The Trump campaign tried to spin the outcome as evidence of corruption, as there is no way so many emails could have been counted, and also that the counting of those emails might have been done dishonestly.
Trump said voters should “deliver justice at the ballot box,” while Clinton told a Pittsburgh crowd that they could vote for “hopeful, inclusive, big-hearted America” on Tuesday.
Trump spent the last day on an intense schedule of campaigning in five states, which included an attempt to repair his international image. Mexico’s President Enrique Peña Nieto has openly criticized Trump in the past. Additionally, The BBC reported that the UN High Commissioner for Human Rights called him an international danger. More recently, French President Francois Hollande said the thought of Trump in the White House made people nauseous.
His campaign claimed that the candidate would do better on the international front than Clinton because she has a spotty record, and has already made lots of enemies abroad while working as Secretary of State under the Obama administration.

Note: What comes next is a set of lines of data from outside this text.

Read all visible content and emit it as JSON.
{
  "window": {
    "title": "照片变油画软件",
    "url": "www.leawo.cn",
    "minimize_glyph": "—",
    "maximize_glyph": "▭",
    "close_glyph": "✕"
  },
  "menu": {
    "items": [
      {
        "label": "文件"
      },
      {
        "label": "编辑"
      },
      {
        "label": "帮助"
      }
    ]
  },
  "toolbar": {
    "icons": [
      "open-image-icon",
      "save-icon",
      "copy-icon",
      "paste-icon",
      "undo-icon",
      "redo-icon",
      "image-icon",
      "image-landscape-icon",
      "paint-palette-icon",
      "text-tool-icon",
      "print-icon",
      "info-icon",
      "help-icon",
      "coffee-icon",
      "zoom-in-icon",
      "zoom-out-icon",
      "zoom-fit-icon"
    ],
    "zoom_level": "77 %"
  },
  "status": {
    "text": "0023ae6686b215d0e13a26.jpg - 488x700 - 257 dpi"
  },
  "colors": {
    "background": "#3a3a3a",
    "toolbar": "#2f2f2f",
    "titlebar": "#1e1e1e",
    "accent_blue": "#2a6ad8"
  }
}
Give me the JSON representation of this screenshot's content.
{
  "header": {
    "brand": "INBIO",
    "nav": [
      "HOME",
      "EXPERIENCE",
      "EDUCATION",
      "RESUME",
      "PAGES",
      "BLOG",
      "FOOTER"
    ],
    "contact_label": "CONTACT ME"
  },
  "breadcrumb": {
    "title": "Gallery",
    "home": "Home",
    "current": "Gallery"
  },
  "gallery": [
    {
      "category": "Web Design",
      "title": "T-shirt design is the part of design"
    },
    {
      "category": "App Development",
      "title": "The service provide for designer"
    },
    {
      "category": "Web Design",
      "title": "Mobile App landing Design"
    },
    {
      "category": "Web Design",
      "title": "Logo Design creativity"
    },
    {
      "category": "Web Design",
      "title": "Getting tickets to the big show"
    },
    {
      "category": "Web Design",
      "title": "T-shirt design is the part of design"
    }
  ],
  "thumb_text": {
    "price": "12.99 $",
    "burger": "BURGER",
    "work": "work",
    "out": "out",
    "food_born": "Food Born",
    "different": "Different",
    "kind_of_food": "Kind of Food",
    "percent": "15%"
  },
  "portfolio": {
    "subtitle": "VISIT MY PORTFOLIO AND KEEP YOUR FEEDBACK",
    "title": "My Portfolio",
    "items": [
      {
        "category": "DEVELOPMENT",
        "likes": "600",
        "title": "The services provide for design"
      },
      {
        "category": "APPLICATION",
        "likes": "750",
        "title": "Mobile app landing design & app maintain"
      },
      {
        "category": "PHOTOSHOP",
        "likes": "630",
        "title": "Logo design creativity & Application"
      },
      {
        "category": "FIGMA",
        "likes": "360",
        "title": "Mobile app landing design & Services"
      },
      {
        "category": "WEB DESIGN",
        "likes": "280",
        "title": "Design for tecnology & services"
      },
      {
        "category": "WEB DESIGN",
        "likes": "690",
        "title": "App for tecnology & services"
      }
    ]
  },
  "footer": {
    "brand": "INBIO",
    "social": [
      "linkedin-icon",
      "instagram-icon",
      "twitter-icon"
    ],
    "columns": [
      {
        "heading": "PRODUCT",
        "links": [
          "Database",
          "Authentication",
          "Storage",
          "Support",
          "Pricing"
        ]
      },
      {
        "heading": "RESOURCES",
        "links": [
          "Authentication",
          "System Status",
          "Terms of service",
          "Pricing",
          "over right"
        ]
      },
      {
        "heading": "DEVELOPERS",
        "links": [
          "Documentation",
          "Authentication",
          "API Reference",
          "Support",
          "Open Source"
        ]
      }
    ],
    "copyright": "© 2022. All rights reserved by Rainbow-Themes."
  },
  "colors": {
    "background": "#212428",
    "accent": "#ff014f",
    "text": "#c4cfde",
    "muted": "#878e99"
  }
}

According to The BBC, around 45 million people have voted earlier — nearly 40 percent of the total ballots that will be cast — which is a record.